Faith groups are leading the fight against vaccine misinformation on what one called the “lawless wasteland” of WhatsApp.
Messages spreading fake COVID-19 information are widely shared on the private messaging app. This is often through a simple “forwarding” feature that copies messages to other contacts.
But the Muslim Council of Britain (MCB) and other groups have been pushing back on that disinformation.
Sky News has been collecting and analysing messages to monitor what type of misinformation is shared on WhatsApp, while also speaking to groups which are tackling the problem head on.
One example of a vaccine misinformation message on WhatsApp is a video showing two unidentified women falsely claiming that a type of COVID-19 vaccine will change people’s DNA.
By searching for the exact phrases used by the women, Sky News was able to discover that the clip was a widely debunked video of two anti-vaccination campaigners.
The original video was posted on to YouTube in October 2020 before being taken down. The version shared on WhatsApp had cut the 37-minute clip down to two minutes and was sent to Sky News in February 2021.
The video was also edited to include subtitles translating the information, suggesting those distributing it were hoping to reach a non-English audience.
The MCB has been trying to fight back against messages like this since the start of the pandemic.
It has been creating myth-buster and explainer messages designed to mimic the shareable formats seen in many viral misinformation messages. This includes adding translated subtitles to short videos.
The past 12 months have been an information war, according to Dr Wajid Akhter, the assistant secretary general of the MCB, the UK’s largest organisation representing British Muslims.
He told Sky News: “People should be allowed to share worries and concerns they have. But some of the stuff that we’re seeing going around definitely goes into the territory of deliberate misinformation.
“WhatsApp is a very specific lawless wasteland of social media.”
The MCB and British Islamic Medical Association (BIMA) have worked to get correct information out there fast.

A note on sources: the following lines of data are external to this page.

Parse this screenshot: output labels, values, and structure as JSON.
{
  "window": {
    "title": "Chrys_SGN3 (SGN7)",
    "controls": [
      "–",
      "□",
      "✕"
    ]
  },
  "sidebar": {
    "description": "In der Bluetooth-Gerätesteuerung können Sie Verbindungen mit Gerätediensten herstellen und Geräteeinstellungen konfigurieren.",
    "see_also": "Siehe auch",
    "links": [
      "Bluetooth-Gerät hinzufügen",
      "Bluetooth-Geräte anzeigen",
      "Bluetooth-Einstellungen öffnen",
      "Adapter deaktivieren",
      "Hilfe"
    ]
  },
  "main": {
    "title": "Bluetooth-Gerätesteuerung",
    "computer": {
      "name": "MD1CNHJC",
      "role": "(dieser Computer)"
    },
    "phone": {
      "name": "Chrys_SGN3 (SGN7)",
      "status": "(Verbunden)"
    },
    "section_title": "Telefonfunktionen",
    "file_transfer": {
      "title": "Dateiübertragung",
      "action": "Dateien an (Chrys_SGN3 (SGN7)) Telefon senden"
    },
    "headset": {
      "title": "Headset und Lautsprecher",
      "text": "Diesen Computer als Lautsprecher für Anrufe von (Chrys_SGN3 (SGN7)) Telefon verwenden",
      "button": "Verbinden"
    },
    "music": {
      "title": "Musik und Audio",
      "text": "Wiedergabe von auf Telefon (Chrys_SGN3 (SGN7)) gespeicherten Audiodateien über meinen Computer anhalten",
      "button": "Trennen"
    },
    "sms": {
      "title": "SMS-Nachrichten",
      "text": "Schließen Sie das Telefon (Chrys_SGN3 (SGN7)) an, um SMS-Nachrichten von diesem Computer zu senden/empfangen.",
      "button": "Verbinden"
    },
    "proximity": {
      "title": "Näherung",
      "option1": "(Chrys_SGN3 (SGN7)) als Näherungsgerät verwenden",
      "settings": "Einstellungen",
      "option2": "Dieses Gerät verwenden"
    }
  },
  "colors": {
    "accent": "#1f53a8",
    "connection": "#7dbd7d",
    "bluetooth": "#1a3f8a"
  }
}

Dr Akhter, who is also vice-president of BIMA, said: “We didn’t spend too much time trying to make it perfectly classically designed… An anti-vaxxer would just flick on his camera, rant for 60 seconds and send it off and the lie spreads halfway around the world [so] we weren’t going to wait.”
He also believes a key reason why they have seen success in the messages being sent out is that the MCB and BIMA are trusted by the community they are talking to.
He said: “It’s human nature that you’re more likely to listen to your friends or colleagues… We’re literally the person praying next to them in the mosque, we’re relatives or friends.”
The British Muslim community is not alone in facing the issue of vaccine hesitancy.
Office for National Statistics data released this week found people from black, Asian and other minority communities in the UK generally appear to be more hesitant about taking the vaccine, compared to white adults.
Hesitancy was highest for black adults.
The Hindu Council UK (HCUK), the largest umbrella organisation for Hindus living in the UK, has also been taking the misinformation battle to WhatsApp chats.
Spokesman Rajnish Kashyap told Sky News how anti-vax messages circulating in community WhatsApp groups preyed on fears and concerns.
“We started noticing [that] misinformation on social media, especially on WhatsApp, was fuelling vaccine hesitancy. Religiously targeted messages falsely claimed that vaccines contain animal products. For Muslims, it was pork and for Hindus it was beef,” he told Sky News.
Mr Kashyap said that so-called anti-vax messages have been circulated in the Hindu community more frequently since September. By December it had become a real cause for concern for HCUK.
It began using WhatsApp networks established during the first lockdown to share correct information about the vaccine. Mr Kashyap believes its efforts to combat misinformation on WhatsApp has made an impact.
WhatsApp has previously taken action to combat misinformation on its platform, such as in April 2020 when it reduced how many times a message could be forwarded.
At the time, a spokesperson said forwarding “can contribute to the spread of misinformation” and that “we believe it’s important to slow the spread of these messages down to keep WhatsApp a place for personal conversation”.
It did not respond to a request for comment for this article.